▶ **DATA SUPPLIED**
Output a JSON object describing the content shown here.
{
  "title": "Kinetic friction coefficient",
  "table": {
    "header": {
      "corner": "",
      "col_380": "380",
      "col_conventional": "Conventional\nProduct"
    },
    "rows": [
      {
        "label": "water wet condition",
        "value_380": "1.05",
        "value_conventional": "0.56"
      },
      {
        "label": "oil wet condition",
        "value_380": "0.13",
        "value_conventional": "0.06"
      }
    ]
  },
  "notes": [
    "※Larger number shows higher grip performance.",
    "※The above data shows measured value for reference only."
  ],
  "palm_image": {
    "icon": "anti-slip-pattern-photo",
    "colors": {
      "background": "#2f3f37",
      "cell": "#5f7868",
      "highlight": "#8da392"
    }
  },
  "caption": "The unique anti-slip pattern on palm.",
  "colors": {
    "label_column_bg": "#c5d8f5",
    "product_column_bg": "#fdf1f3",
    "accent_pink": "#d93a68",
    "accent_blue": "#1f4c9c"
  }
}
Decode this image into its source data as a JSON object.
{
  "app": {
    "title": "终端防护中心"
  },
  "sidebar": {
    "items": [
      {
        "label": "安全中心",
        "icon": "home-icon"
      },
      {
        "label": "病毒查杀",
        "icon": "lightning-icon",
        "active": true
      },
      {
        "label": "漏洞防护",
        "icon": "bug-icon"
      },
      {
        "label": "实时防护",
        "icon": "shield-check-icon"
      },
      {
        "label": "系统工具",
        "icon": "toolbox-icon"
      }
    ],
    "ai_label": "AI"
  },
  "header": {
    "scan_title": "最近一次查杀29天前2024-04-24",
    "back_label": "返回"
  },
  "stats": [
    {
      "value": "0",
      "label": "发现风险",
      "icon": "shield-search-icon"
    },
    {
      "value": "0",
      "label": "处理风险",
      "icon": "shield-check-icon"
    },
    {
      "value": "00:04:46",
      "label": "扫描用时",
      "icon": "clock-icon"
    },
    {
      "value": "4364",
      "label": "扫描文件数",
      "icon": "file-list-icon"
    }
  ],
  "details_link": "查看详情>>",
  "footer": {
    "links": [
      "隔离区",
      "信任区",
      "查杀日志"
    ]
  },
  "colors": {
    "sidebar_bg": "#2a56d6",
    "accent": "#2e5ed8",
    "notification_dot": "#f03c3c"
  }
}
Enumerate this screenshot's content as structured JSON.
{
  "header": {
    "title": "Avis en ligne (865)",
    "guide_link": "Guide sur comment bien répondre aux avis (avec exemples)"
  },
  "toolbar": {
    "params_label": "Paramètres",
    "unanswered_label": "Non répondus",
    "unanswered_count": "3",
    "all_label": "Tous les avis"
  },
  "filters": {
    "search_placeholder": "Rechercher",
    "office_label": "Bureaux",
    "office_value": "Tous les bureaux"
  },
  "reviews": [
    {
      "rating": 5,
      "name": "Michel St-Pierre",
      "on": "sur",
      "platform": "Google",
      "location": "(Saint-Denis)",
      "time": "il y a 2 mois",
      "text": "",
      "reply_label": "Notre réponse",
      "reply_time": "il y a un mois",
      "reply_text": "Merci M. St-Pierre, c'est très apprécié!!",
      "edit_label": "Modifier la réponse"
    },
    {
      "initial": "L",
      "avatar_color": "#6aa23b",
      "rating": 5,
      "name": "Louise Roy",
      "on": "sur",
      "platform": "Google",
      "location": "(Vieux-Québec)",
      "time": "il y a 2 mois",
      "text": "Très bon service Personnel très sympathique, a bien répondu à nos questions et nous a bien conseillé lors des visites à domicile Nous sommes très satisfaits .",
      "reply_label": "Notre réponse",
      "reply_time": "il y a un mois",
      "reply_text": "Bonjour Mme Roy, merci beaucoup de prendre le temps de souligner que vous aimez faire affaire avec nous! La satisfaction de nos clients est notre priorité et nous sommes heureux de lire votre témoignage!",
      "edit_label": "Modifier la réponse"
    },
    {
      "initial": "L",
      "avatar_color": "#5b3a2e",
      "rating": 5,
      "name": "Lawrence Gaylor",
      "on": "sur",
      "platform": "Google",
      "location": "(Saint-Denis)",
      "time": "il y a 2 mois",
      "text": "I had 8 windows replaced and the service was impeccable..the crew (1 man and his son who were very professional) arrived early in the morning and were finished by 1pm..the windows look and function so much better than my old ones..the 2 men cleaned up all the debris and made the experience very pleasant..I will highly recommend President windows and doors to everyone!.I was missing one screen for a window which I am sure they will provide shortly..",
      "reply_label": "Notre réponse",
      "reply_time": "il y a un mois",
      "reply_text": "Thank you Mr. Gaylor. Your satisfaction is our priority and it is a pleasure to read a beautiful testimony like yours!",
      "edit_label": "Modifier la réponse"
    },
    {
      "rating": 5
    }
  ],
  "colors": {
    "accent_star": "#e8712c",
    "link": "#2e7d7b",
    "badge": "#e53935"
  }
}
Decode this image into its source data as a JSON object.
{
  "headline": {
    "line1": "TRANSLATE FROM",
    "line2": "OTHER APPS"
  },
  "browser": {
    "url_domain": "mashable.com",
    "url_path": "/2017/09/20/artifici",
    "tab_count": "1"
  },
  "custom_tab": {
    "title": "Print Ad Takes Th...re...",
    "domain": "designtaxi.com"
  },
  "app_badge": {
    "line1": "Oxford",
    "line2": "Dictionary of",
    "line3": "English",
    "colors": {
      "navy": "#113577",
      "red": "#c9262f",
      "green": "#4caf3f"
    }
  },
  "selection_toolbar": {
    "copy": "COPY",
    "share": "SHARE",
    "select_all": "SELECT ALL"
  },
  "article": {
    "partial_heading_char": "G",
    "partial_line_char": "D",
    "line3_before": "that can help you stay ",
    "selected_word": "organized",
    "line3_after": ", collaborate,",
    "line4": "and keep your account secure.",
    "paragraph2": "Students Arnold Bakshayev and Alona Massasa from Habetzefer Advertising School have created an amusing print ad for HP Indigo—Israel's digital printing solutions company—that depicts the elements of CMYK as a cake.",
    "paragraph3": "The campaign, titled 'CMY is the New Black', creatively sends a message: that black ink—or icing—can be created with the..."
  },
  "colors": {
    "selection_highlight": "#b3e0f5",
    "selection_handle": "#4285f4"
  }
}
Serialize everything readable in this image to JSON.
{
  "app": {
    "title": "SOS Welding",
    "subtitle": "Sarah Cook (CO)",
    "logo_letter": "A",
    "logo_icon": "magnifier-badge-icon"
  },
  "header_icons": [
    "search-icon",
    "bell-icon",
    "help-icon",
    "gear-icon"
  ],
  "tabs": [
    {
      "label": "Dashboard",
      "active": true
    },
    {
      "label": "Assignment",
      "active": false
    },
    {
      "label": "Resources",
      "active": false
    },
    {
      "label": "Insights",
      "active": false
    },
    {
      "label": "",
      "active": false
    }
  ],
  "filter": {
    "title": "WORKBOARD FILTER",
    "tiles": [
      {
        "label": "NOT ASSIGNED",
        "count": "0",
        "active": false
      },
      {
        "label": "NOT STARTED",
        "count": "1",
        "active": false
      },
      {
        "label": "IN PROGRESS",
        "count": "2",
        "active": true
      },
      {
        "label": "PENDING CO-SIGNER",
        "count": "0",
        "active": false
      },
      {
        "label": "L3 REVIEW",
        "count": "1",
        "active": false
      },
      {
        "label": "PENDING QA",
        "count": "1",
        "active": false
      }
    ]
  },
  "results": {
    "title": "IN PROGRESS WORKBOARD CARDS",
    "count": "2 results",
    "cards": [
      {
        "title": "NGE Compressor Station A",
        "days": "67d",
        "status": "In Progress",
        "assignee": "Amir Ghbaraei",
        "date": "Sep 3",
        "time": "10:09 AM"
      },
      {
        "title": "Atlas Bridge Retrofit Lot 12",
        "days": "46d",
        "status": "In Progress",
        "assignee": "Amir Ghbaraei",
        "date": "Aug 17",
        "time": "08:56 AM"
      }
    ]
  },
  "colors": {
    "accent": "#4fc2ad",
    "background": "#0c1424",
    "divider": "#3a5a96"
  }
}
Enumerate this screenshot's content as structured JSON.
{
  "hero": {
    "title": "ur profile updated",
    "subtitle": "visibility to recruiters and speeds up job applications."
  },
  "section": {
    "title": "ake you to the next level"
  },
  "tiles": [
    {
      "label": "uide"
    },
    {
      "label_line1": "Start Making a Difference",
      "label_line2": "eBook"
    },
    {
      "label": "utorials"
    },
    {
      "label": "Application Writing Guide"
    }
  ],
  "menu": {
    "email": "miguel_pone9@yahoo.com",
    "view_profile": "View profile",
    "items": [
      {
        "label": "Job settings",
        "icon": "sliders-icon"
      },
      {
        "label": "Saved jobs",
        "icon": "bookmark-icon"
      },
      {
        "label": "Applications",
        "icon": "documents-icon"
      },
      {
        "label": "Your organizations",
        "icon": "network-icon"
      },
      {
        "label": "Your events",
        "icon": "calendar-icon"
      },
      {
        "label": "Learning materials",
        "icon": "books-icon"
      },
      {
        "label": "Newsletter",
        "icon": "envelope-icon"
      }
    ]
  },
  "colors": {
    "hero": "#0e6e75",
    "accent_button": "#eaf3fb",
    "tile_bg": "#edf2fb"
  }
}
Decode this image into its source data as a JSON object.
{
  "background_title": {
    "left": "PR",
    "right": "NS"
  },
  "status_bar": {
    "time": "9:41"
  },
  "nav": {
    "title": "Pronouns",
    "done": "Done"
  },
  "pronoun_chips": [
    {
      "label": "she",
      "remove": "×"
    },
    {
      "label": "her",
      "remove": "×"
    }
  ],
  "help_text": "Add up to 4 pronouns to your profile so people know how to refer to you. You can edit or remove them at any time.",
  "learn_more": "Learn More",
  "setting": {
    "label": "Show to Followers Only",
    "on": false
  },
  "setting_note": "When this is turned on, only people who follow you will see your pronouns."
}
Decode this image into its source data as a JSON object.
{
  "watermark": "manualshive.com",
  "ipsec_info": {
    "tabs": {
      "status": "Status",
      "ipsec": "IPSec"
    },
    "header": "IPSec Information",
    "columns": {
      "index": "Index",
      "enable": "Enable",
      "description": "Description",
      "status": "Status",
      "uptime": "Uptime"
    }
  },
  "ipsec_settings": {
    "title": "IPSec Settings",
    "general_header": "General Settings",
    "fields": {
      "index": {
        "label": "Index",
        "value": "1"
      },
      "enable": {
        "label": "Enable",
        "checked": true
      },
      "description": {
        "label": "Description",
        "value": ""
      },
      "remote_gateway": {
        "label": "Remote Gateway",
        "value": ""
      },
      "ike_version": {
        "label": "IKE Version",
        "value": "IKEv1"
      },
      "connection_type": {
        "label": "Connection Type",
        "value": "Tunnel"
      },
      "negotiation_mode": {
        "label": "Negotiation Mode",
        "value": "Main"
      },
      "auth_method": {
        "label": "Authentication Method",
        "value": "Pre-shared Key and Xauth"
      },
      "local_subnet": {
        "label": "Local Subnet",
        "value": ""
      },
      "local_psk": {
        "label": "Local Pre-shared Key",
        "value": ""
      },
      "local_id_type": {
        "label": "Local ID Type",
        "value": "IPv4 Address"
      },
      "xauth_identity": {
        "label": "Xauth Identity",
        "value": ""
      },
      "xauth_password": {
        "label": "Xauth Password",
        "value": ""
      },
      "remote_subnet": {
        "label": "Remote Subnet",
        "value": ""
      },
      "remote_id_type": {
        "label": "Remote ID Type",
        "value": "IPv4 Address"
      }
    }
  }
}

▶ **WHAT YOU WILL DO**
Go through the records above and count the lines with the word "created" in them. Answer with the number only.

▶ **RESPONSE BOX**
2